Virgil’s Aeneid [5] gives insight to the color of the tainia: “Bearing such gifts, th’ exultant victors onward moved, each brow bound with a purple fillet.” But the word translated as purple, puniceis, is a form of puniceus, which is defined as “reddish, red, purple-colored” by An Elementary Latin Dictionary [6] and has links to the Greek word for Tyrian purple, phoînix. We can then presume that the tainia here described are similarly colored.

Presumaby, a white tainia was used as symbols of kingship, but this seems to be frequently stated without support. Many kings are depicted with a fillet around the head, such as the depiction of Perseus of Macedon in [7] and  Areus I of Sparta [8], but as yet, I have not found evidence for the color. The Charioteer of Delphi (478 or 474 BC) statue shows a tainia with an embattled pattern [9].

It is very interesting that a victor should receive a red tainia, and a king would presumably wear a white one. The embattled decoration on the charioteer’s tainia is also interesting. Put into an SCA context, a white tainia with an embattled pattern seems like an appropriate, and historically inspired, alternate coronet-style within the SCA for an Ancient Greek persona having at least a County.




[1] W. W. Hyde. Olympic victor monuments and Greek athletic art. Carnegie Institution of Washington, 1921.

[2] Pausanias Description of Greece. Internet: http://www.perseus.tufts.edu/hopper/text?doc=urn:cts:greekLit:tlg0525.tlg001.perseus-eng1:6.20.19 [March 6, 2017].

[3] Plato Republic. Internet: http://www.perseus.tufts.edu/hopper/text?doc=urn:cts:greekLit:tlg0059.tlg030.perseus-eng1:5.465d [March 6, 2017].

[4] Xenophon Symposium. Internet: http://www.perseus.tufts.edu/hopper/text?doc=Perseus:abo:tlg,0032,004:5:9&lang=original [March 6, 2017].

[5] Virgil Aeneid. Internet: http://www.perseus.tufts.edu/hopper/text?doc=urn:cts:latinLit:phi0690.phi003.perseus-eng2:5.244-5.285 [March 6, 2017].

[6] Charlton T. Lewis, An Elementary Latin Dictionary. http://www.perseus.tufts.edu/hopper/text?doc=Perseus%3Atext%3A1999.04.0060%3Aentry%3DPuniceus [March 6, 2017].

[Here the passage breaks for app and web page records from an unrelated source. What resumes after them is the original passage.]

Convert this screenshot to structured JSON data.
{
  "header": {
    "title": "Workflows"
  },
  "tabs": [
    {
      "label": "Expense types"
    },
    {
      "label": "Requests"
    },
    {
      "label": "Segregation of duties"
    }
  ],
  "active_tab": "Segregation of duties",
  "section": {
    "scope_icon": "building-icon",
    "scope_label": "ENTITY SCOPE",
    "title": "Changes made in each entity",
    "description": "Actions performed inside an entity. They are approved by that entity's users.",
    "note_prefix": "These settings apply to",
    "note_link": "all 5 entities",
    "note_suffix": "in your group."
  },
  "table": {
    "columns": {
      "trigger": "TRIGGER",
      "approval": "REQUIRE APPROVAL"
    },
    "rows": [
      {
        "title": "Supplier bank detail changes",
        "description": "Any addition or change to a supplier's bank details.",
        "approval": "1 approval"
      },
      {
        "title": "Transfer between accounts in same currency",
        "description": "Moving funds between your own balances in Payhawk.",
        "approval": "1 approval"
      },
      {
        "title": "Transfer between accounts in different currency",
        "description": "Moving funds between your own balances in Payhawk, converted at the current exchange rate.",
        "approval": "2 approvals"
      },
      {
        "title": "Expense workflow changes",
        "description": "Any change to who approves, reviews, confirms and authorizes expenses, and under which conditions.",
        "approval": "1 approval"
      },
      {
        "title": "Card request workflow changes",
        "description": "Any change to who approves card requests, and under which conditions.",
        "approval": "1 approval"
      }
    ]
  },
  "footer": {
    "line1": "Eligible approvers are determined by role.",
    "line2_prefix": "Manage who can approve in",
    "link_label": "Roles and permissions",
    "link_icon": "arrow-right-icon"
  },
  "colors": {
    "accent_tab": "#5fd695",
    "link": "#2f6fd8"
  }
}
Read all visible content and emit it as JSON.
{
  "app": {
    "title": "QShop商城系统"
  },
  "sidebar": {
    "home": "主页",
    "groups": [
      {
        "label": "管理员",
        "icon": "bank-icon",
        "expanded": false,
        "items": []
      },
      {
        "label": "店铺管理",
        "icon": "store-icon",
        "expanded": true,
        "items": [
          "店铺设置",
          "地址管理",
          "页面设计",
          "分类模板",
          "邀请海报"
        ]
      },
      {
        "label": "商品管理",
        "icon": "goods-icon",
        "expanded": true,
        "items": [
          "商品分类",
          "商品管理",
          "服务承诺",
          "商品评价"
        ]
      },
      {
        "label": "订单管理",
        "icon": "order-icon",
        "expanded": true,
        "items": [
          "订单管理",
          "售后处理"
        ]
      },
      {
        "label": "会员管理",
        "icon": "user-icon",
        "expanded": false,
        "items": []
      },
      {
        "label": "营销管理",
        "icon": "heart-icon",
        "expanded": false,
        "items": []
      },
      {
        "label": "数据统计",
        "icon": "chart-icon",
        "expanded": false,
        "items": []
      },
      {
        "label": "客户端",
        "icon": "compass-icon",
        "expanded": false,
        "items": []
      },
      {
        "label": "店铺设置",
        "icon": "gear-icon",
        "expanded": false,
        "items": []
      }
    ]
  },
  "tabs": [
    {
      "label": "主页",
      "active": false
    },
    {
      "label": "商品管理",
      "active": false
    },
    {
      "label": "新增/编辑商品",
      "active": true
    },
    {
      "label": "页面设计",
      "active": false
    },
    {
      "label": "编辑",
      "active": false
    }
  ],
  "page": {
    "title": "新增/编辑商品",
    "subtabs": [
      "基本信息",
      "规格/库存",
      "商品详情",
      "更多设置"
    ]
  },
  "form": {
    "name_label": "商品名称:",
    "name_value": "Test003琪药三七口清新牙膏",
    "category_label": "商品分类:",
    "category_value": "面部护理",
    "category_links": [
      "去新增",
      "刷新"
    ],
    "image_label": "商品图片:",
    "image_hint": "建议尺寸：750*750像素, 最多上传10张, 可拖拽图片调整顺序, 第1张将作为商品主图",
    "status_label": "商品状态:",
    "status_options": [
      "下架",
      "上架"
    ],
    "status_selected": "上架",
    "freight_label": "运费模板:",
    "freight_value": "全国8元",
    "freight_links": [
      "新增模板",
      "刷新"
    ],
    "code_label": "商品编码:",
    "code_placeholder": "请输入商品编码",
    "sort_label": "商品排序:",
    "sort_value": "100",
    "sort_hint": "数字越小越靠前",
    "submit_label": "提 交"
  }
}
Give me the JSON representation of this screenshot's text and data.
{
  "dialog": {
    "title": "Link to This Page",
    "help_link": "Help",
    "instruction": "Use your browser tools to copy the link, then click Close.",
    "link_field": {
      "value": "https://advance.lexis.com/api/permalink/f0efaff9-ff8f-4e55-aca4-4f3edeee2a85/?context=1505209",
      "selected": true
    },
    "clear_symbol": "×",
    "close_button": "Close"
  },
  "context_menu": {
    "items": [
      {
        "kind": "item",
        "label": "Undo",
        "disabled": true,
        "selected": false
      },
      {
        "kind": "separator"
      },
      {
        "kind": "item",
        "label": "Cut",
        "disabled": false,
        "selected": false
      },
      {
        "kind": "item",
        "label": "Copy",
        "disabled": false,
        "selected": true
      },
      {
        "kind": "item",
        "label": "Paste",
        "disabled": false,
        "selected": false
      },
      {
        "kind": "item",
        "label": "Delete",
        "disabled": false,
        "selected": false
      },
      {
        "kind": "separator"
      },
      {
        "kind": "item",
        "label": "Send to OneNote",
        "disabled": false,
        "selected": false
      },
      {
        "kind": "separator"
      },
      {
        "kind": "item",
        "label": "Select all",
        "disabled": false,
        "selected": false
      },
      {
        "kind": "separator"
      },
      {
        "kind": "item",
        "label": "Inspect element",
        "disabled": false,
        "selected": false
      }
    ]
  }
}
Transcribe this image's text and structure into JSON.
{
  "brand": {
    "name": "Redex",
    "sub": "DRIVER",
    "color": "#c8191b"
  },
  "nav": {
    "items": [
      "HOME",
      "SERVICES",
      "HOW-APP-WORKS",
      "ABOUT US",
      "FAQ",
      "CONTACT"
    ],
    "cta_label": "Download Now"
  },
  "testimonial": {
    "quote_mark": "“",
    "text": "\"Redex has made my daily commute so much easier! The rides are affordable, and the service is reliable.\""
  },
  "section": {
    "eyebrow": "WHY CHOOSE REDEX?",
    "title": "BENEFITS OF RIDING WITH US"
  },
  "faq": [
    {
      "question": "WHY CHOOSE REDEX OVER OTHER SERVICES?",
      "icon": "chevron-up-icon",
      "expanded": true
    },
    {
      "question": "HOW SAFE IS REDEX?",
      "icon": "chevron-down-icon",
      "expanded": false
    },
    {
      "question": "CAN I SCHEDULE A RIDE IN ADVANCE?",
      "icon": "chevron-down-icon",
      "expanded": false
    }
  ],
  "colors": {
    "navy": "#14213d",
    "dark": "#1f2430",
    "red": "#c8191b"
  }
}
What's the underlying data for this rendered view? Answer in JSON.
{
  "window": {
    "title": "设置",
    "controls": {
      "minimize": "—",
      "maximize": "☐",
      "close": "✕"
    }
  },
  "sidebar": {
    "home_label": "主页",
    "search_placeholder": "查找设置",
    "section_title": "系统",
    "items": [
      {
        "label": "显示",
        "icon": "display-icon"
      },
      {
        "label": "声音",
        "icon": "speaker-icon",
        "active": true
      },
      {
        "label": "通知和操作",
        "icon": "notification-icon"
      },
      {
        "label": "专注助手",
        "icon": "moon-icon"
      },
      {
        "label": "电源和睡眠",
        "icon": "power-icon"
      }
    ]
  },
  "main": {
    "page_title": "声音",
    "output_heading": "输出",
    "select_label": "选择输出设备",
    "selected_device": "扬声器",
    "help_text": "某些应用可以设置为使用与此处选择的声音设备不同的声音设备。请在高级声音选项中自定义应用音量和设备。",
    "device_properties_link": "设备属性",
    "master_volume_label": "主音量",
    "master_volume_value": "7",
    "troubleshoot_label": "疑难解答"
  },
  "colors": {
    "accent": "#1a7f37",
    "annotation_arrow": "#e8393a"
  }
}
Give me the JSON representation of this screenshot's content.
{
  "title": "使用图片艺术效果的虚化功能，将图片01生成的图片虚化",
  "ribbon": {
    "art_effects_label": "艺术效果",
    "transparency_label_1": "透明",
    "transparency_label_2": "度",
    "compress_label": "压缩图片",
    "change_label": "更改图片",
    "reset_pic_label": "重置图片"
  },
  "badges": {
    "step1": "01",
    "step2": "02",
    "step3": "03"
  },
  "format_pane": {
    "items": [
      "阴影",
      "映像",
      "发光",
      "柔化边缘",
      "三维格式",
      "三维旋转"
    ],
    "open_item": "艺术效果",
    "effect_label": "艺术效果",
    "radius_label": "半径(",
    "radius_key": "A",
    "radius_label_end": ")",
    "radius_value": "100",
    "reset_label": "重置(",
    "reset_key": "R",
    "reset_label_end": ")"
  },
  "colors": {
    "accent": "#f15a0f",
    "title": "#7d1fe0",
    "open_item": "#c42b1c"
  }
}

[7] Coin of Perseus of Macedon. Internet: https://en.wikipedia.org/wiki/Perseus_of_Macedon#/media/File:Perseus_(1).jpg [March 6, 2017].

[8] Coin of Areus I. Internet: https://en.wikipedia.org/wiki/Areus_I#/media/File:Areus_I_King_of_Sparta.jpg [March 6, 2017].

[9] Charioteer of Delphi close up. Internet: https://en.wikipedia.org/wiki/Charioteer_of_Delphi#/media/File:Vognstyreren-fra_Delfi2.jpg [March 6, 2017].